In 2014, the Northern Manitoba Food, Culture, and Community Collaborative was established to work with communities to address the region’s serious food security challenges. In the remote communities in Northern Manitoba people struggle with very high rates of poverty, food insecurity, and related health issues. It was not always this way though, and community members have responded by launching an increasing number of innovative local solutions. Fishing cooperatives, gardens, wild food programs, bee apiaries, and greenhouses—these are just some of the ways northerners are using food to build community, improve health, strengthen local economies, provide opportunity for youth, and reclaim culture.

The Collaborative is a community-led funding model that believes positive change at a systems level starts at the local level and solutions are best understood and led by the people who are closest to the challenge. It is an active collaboration between funders, local northern advisors, and communities in the region. The shared goal is to revitalize cultural traditions, improve access to healthy foods, and develop resilient local economies.

Since its inception in 2014, the Collaborative has supported 54 diverse projects in 26 Northern Manitoba communities with more than $750,000 in grants. In 2015 alone the Collaborative supported 19 projects with grants totaling over $245,000.

Each year, the Northern Manitoba Food, Culture, and Community Collaborative shares a report of these inspiring communities leading change. In the recently released 2015 report, projects ranged from encouraging cultural practices through nature walks, medicine picking, and sweat lodges to building community infrastructure such as processing facilities, composters, and smokehouses. All initiatives increased local capacity, encouraged community development, supported the transfer of traditional food skills from Elders to youth, provided paid and unpaid local employment opportunities, mitigated the challenges of a cold, wet growing season in Northern Manitoba, and enhanced community resources and knowledge.

You can read about all the projects and their community-led work here.

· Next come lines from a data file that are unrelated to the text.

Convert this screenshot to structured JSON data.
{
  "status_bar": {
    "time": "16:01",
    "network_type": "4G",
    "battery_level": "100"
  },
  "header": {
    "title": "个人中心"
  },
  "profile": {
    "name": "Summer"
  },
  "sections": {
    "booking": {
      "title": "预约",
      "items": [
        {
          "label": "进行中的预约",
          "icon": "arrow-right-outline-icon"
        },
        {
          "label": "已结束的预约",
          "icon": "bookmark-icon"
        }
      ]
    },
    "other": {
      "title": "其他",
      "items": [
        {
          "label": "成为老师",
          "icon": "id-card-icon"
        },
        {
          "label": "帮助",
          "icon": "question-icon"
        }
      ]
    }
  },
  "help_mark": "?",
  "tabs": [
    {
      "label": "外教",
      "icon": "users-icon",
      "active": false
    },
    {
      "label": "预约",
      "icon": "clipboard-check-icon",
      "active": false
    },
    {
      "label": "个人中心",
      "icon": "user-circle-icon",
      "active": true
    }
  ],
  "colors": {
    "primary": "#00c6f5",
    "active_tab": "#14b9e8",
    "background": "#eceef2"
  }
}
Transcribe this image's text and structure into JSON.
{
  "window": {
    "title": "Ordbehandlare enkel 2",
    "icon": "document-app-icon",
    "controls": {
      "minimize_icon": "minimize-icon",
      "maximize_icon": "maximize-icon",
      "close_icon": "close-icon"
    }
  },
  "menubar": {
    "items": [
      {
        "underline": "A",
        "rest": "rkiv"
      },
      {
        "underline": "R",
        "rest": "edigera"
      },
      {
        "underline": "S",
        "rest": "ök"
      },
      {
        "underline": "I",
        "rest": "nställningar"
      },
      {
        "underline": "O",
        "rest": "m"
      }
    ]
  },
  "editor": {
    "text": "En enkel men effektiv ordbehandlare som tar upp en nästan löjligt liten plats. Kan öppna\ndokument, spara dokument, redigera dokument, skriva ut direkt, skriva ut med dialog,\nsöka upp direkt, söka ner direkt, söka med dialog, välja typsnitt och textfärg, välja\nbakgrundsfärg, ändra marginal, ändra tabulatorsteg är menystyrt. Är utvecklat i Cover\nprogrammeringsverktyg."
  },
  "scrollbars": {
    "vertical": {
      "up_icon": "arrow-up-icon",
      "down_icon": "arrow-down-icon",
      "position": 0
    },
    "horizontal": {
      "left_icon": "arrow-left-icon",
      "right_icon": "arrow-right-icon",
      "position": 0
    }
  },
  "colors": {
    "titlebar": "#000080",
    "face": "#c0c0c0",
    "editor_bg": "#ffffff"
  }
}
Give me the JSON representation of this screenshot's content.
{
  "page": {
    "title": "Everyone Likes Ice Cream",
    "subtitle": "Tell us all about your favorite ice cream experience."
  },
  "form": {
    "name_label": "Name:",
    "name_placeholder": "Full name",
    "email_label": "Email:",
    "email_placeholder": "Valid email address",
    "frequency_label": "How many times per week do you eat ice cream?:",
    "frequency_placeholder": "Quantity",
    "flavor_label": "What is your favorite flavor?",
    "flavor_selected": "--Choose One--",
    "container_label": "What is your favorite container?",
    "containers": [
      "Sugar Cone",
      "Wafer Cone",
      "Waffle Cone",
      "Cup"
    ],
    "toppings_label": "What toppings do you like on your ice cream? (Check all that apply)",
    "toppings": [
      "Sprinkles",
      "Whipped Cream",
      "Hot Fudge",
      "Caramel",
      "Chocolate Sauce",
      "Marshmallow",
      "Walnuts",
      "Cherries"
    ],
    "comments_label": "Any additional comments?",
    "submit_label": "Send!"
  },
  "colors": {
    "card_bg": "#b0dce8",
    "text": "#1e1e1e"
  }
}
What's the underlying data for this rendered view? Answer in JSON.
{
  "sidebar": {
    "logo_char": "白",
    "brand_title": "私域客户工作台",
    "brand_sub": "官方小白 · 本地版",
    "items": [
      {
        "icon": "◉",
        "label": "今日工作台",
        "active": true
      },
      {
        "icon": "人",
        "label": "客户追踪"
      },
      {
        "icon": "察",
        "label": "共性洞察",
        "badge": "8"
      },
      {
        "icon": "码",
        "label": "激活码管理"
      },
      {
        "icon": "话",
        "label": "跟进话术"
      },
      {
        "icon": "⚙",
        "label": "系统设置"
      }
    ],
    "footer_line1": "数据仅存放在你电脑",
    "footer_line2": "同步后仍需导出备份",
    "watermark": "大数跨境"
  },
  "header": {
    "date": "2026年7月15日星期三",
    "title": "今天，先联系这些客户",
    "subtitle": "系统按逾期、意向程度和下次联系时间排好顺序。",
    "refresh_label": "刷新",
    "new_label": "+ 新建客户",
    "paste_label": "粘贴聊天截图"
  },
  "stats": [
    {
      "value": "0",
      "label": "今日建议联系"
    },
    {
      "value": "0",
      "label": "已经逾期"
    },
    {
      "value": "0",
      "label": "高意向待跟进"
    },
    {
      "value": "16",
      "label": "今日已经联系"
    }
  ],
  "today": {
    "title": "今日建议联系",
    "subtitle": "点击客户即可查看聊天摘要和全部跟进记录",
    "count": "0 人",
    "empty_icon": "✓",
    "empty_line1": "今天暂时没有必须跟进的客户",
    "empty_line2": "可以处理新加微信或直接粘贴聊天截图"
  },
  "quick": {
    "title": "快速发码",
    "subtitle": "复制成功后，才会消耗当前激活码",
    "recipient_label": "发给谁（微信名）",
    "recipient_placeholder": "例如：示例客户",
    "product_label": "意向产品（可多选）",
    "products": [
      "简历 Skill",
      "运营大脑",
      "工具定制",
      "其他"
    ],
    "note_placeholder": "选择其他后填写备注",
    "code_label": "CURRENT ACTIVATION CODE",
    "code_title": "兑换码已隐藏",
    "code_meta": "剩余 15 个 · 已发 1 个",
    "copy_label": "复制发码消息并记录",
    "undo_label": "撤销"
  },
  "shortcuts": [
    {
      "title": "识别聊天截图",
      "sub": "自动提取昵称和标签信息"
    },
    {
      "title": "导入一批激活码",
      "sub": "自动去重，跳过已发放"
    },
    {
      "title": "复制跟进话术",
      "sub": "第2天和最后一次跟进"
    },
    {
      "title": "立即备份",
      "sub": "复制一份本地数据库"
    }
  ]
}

As part of our focus on building strong local food systems for healthy people, healthy communities, and healthy environments across Canada, Tides Canada is proud to be able to work with Northern people and communities to host, fund and be the lead in the Northern Manitoba Food, Culture, and Community Collaborative. When produced sustainably and shared equitably, food builds community, improves health and local economies, and protects land and water.

Support and learn more about the work of the Northern Manitoba Food, Culture, and Community Collaborative.

Interview with Tara Marsden, Gitanyow Hereditary Chiefs Office

Gitanyow is a community nestled along the Kitwanga River in Northwestern BC. They are represented by the Gitanyow Hereditary Chiefs to establish modern treaties and implement First Nations conservation practices and land use planning for their territory. We interviewed Wilp Sustainability Director for the Gitanyow Hereditary Chiefs Tara Marsden and learned more about the Gitanyow model of long-term conservation planning, the significance of observing and adopting First Nations values and methods in conservation, and the importance of flexible, multi-year granting.